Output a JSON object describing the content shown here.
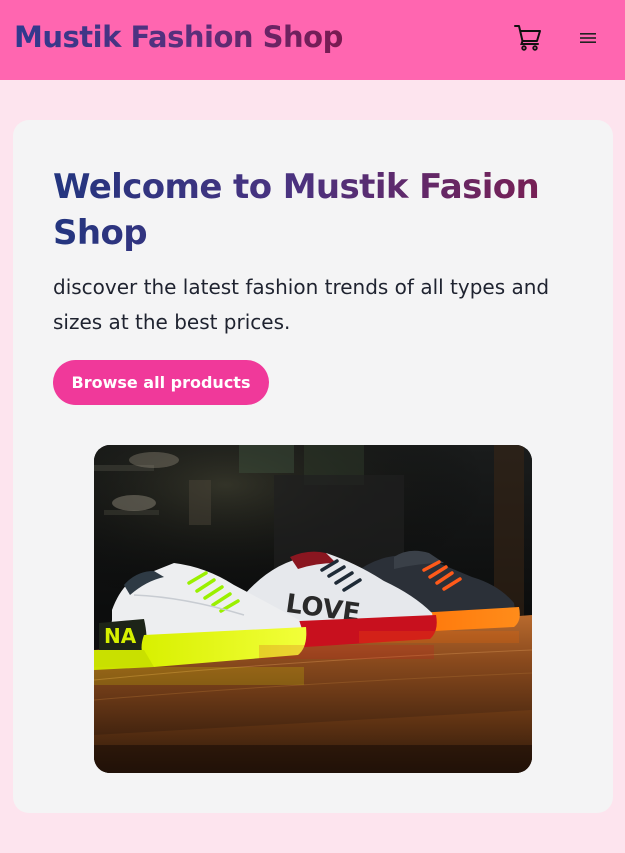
{
  "header": {
    "brand": "Mustik Fashion Shop",
    "cart_icon": "shopping-cart-icon",
    "menu_icon": "hamburger-menu-icon"
  },
  "hero": {
    "title": "Welcome to Mustik Fasion Shop",
    "subtitle": "discover the latest fashion trends of all types and sizes at the best prices.",
    "cta_label": "Browse all products",
    "image_subject": "three sneakers on a wooden shelf",
    "shoe_print_left": "NA",
    "shoe_print_middle": "LOVE"
  },
  "colors": {
    "page_background": "#fde4ee",
    "header_background": "#ff66b0",
    "card_background": "#f4f4f5",
    "button_background": "#f0399a",
    "title_gradient_start": "#23357f",
    "title_gradient_end": "#7d1d4f"
  }
}
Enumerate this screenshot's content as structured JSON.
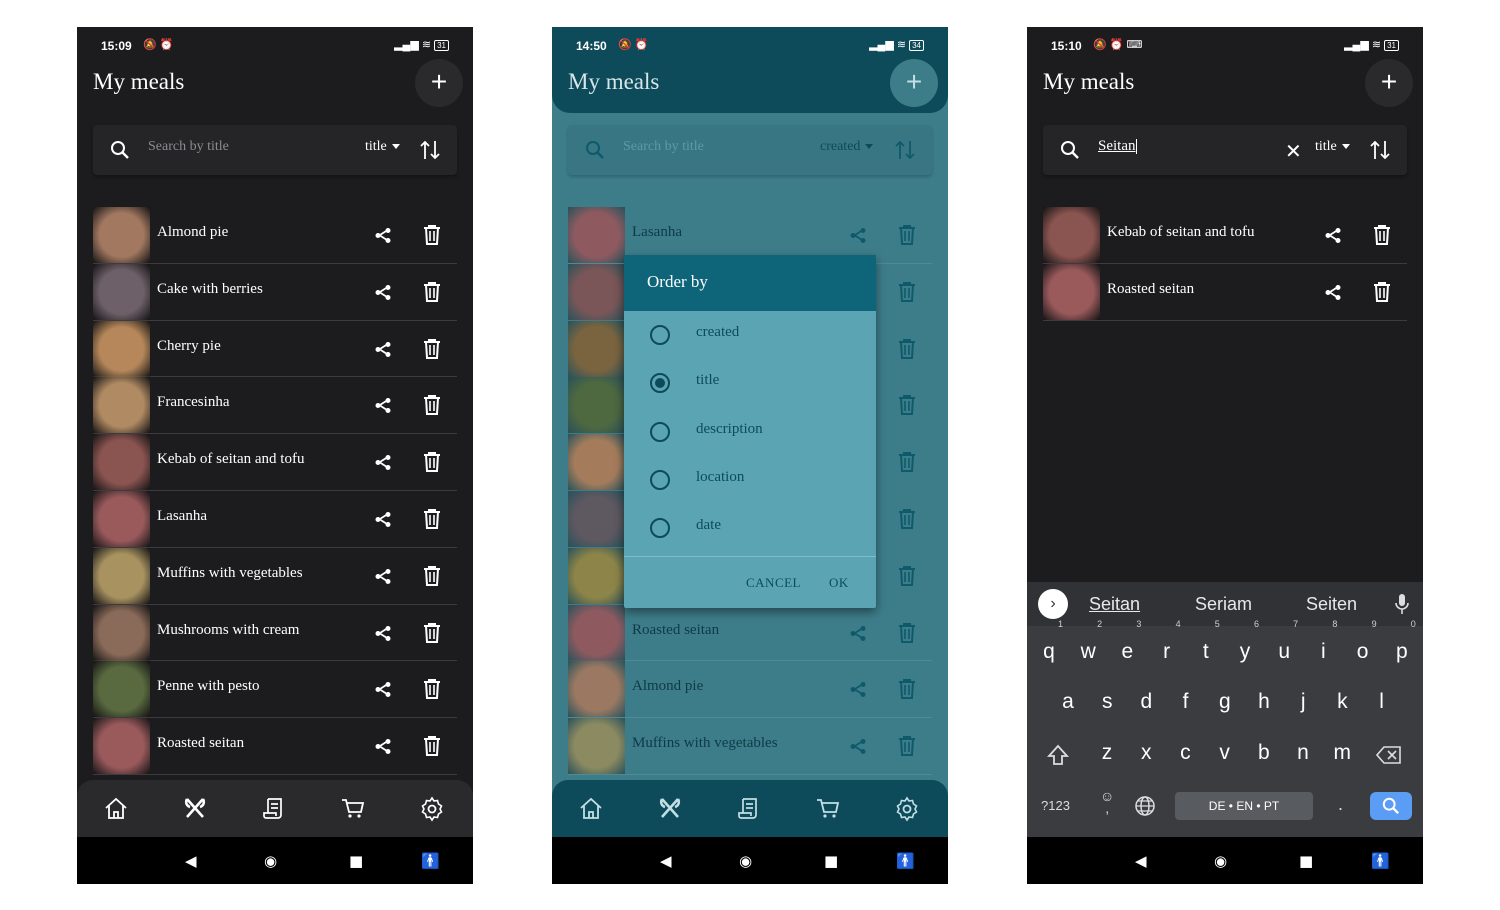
{
  "screens": [
    {
      "status": {
        "time": "15:09",
        "battery": "31"
      },
      "app_title": "My meals",
      "add_icon": "plus-icon",
      "search": {
        "placeholder": "Search by title",
        "value": "",
        "sort_field": "title"
      },
      "meals": [
        {
          "title": "Almond pie",
          "color": "#a27860"
        },
        {
          "title": "Cake with berries",
          "color": "#6e6068"
        },
        {
          "title": "Cherry pie",
          "color": "#b5875a"
        },
        {
          "title": "Francesinha",
          "color": "#b08a62"
        },
        {
          "title": "Kebab of seitan and tofu",
          "color": "#8a5450"
        },
        {
          "title": "Lasanha",
          "color": "#9a5a5c"
        },
        {
          "title": "Muffins with vegetables",
          "color": "#a89260"
        },
        {
          "title": "Mushrooms with cream",
          "color": "#8a6a58"
        },
        {
          "title": "Penne with pesto",
          "color": "#5a6a40"
        },
        {
          "title": "Roasted seitan",
          "color": "#9a5a5c"
        }
      ],
      "nav": [
        "home-icon",
        "cutlery-icon",
        "recipe-icon",
        "cart-icon",
        "settings-icon"
      ]
    },
    {
      "status": {
        "time": "14:50",
        "battery": "34"
      },
      "app_title": "My meals",
      "search": {
        "placeholder": "Search by title",
        "value": "",
        "sort_field": "created"
      },
      "meals": [
        {
          "title": "Lasanha",
          "color": "#8e5a60"
        },
        {
          "title": "",
          "color": "#7a5658"
        },
        {
          "title": "",
          "color": "#7a6440"
        },
        {
          "title": "",
          "color": "#4e6840"
        },
        {
          "title": "",
          "color": "#a47c5c"
        },
        {
          "title": "",
          "color": "#5e5860"
        },
        {
          "title": "",
          "color": "#8c8448"
        },
        {
          "title": "Roasted seitan",
          "color": "#8e5a60"
        },
        {
          "title": "Almond pie",
          "color": "#9a7862"
        },
        {
          "title": "Muffins with vegetables",
          "color": "#8c8a60"
        }
      ],
      "dialog": {
        "title": "Order by",
        "options": [
          "created",
          "title",
          "description",
          "location",
          "date"
        ],
        "selected": "title",
        "cancel": "CANCEL",
        "ok": "OK"
      }
    },
    {
      "status": {
        "time": "15:10",
        "battery": "31"
      },
      "app_title": "My meals",
      "search": {
        "placeholder": "Search by title",
        "value": "Seitan",
        "sort_field": "title"
      },
      "meals": [
        {
          "title": "Kebab of seitan and tofu",
          "color": "#8a5450"
        },
        {
          "title": "Roasted seitan",
          "color": "#9a5a5c"
        }
      ],
      "keyboard": {
        "suggestions": [
          "Seitan",
          "Seriam",
          "Seiten"
        ],
        "row1": [
          "q",
          "w",
          "e",
          "r",
          "t",
          "y",
          "u",
          "i",
          "o",
          "p"
        ],
        "row1_hints": [
          "1",
          "2",
          "3",
          "4",
          "5",
          "6",
          "7",
          "8",
          "9",
          "0"
        ],
        "row2": [
          "a",
          "s",
          "d",
          "f",
          "g",
          "h",
          "j",
          "k",
          "l"
        ],
        "row3": [
          "z",
          "x",
          "c",
          "v",
          "b",
          "n",
          "m"
        ],
        "symbols": "?123",
        "space_label": "DE • EN • PT",
        "period": "."
      }
    }
  ]
}
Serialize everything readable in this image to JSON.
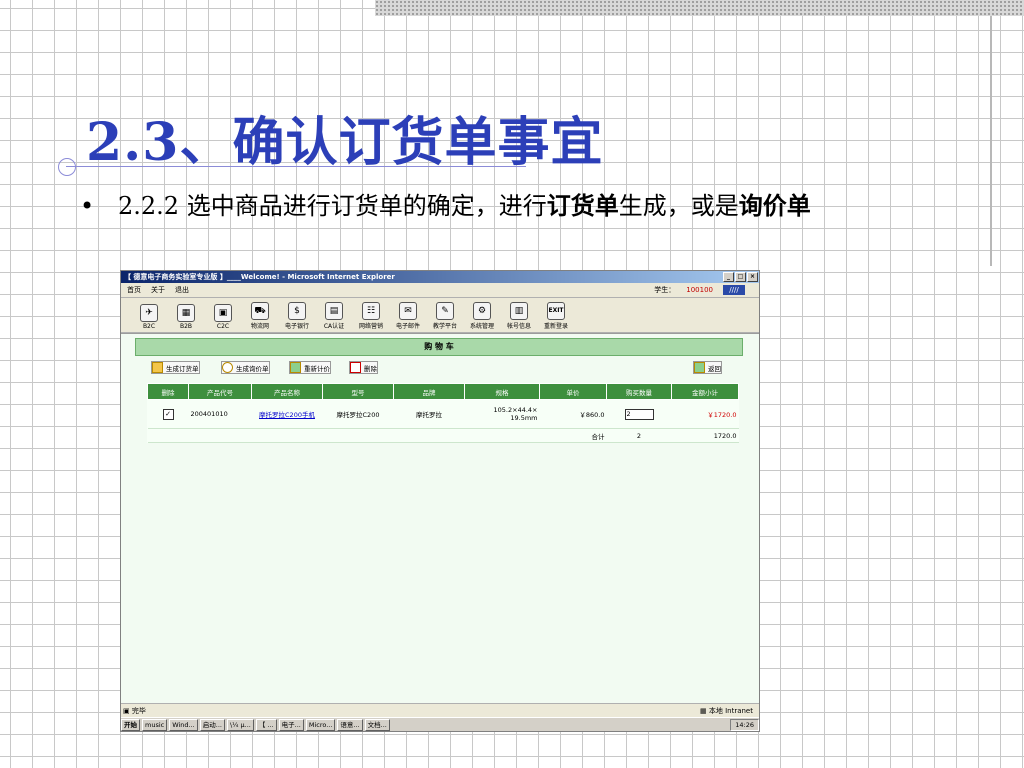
{
  "slide": {
    "title": "2.3、确认订货单事宜",
    "bullet": "•",
    "text_prefix": "2.2.2  选中商品进行订货单的确定，进行",
    "bold1": "订货单",
    "text_mid": "生成，或是",
    "bold2": "询价单"
  },
  "window": {
    "title": "【 德意电子商务实验室专业版 】____Welcome! - Microsoft Internet Explorer",
    "minimize": "_",
    "maximize": "□",
    "close": "×"
  },
  "menu": {
    "home": "首页",
    "about": "关于",
    "logout": "退出",
    "student_label": "学生：",
    "student_id": "100100",
    "logo": "////"
  },
  "toolbar": [
    {
      "label": "B2C",
      "icon": "b2c-icon"
    },
    {
      "label": "B2B",
      "icon": "b2b-icon"
    },
    {
      "label": "C2C",
      "icon": "c2c-icon"
    },
    {
      "label": "物流网",
      "icon": "truck-icon"
    },
    {
      "label": "电子银行",
      "icon": "bank-icon"
    },
    {
      "label": "CA认证",
      "icon": "certificate-icon"
    },
    {
      "label": "网络营销",
      "icon": "network-icon"
    },
    {
      "label": "电子邮件",
      "icon": "mail-icon"
    },
    {
      "label": "教学平台",
      "icon": "teaching-icon"
    },
    {
      "label": "系统管理",
      "icon": "system-icon"
    },
    {
      "label": "帐号信息",
      "icon": "account-icon"
    },
    {
      "label": "重新登录",
      "icon": "exit-icon",
      "top": "EXIT"
    }
  ],
  "cart": {
    "title": "购 物 车",
    "buttons": {
      "gen_order": "生成订货单",
      "gen_inquiry": "生成询价单",
      "recalc": "重新计价",
      "delete": "删除",
      "back": "返回"
    },
    "headers": [
      "删除",
      "产品代号",
      "产品名称",
      "型号",
      "品牌",
      "规格",
      "单价",
      "购买数量",
      "金额小计"
    ],
    "rows": [
      {
        "checked": "✓",
        "code": "200401010",
        "name": "摩托罗拉C200手机",
        "model": "摩托罗拉C200",
        "brand": "摩托罗拉",
        "spec1": "105.2×44.4×",
        "spec2": "19.5mm",
        "price": "￥860.0",
        "qty": "2",
        "subtotal": "￥1720.0"
      }
    ],
    "total": {
      "label": "合计",
      "qty": "2",
      "amount": "1720.0"
    }
  },
  "statusbar": {
    "left": "完毕",
    "zone": "本地 Intranet"
  },
  "taskbar": {
    "start": "开始",
    "tasks": [
      "music",
      "Wind...",
      "启动...",
      "\\¼ µ...",
      "【 ...",
      "电子...",
      "Micro...",
      "语意...",
      "文档..."
    ],
    "clock": "14:26"
  },
  "colors": {
    "title": "#2c3fb8",
    "header": "#3e8f3e",
    "price_red": "#d00000"
  }
}
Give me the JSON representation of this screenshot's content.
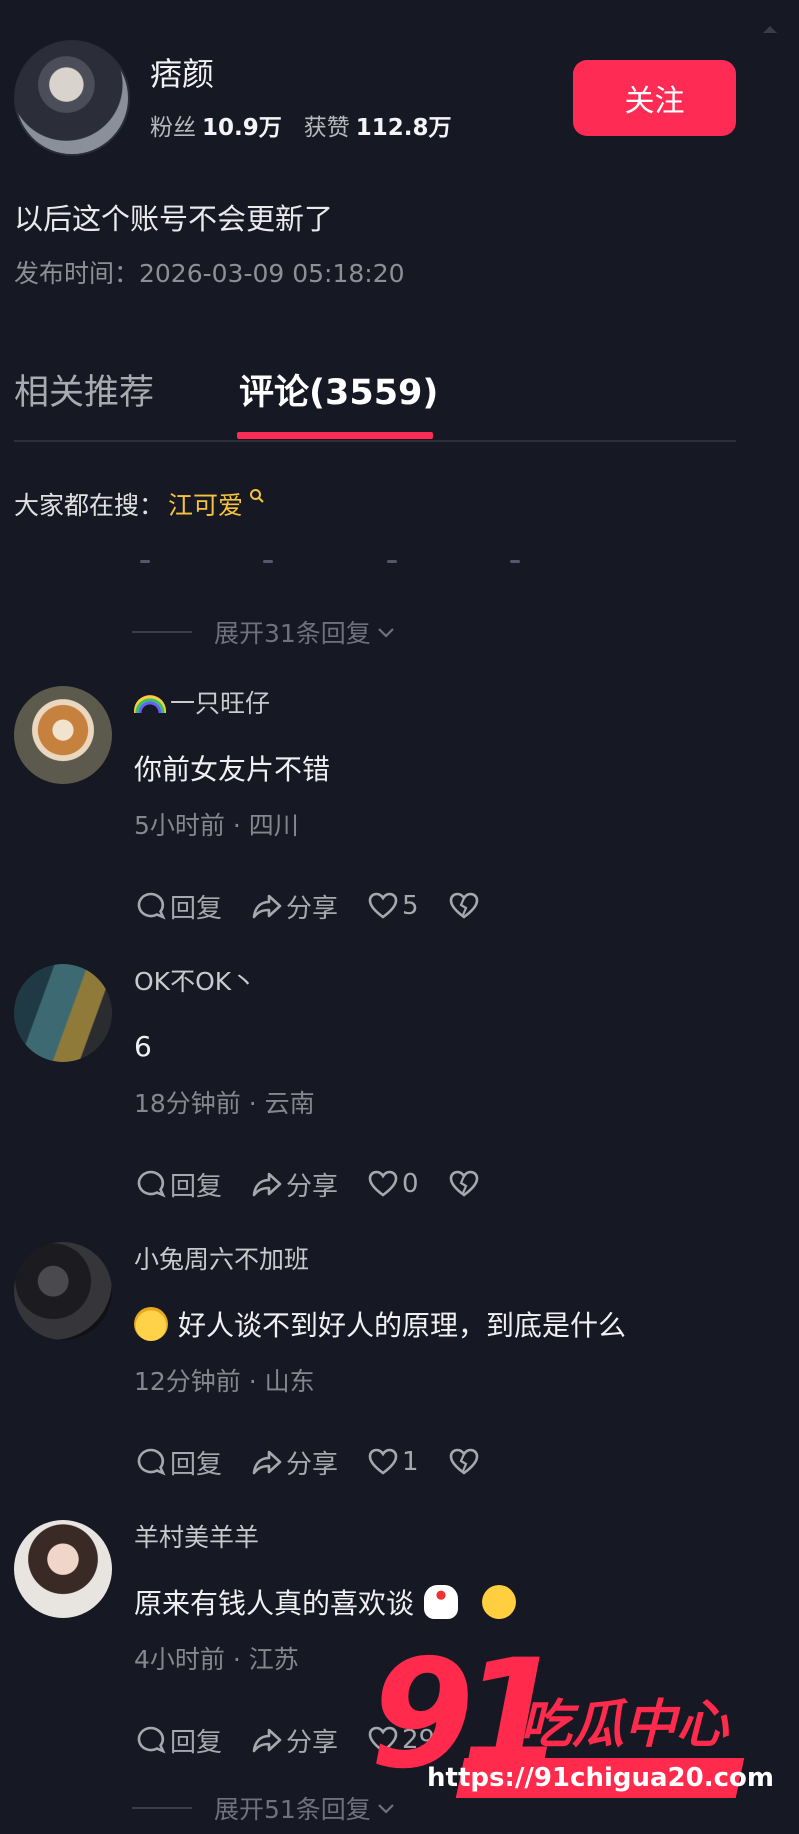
{
  "author": {
    "name": "痞颜",
    "followers_label": "粉丝",
    "followers_value": "10.9万",
    "likes_label": "获赞",
    "likes_value": "112.8万",
    "follow_label": "关注"
  },
  "post": {
    "title": "以后这个账号不会更新了",
    "publish_time": "发布时间：2026-03-09 05:18:20"
  },
  "tabs": {
    "related": "相关推荐",
    "comments": "评论(3559)"
  },
  "search": {
    "prefix": "大家都在搜：",
    "keyword": "江可爱"
  },
  "expand_top": "展开31条回复",
  "expand_bottom": "展开51条回复",
  "actions": {
    "reply": "回复",
    "share": "分享"
  },
  "comments": [
    {
      "name": "一只旺仔",
      "text": "你前女友片不错",
      "meta": "5小时前 · 四川",
      "likes": "5"
    },
    {
      "name": "OK不OK丶",
      "text": "6",
      "meta": "18分钟前 · 云南",
      "likes": "0"
    },
    {
      "name": "小兔周六不加班",
      "text": "好人谈不到好人的原理，到底是什么",
      "meta": "12分钟前 · 山东",
      "likes": "1"
    },
    {
      "name": "羊村美羊羊",
      "text": "原来有钱人真的喜欢谈",
      "meta": "4小时前 · 江苏",
      "likes": "29"
    }
  ],
  "watermark": {
    "number": "91",
    "text": "吃瓜中心",
    "url": "https://91chigua20.com"
  },
  "colors": {
    "background": "#161823",
    "accent": "#fe2c55",
    "keyword": "#f7c33f"
  }
}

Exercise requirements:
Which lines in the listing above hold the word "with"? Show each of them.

Result below:
          "title": "Cake with berries",
          "title": "Muffins with vegetables",
          "title": "Mushrooms with cream",
          "title": "Penne with pesto",
          "title": "Muffins with vegetables",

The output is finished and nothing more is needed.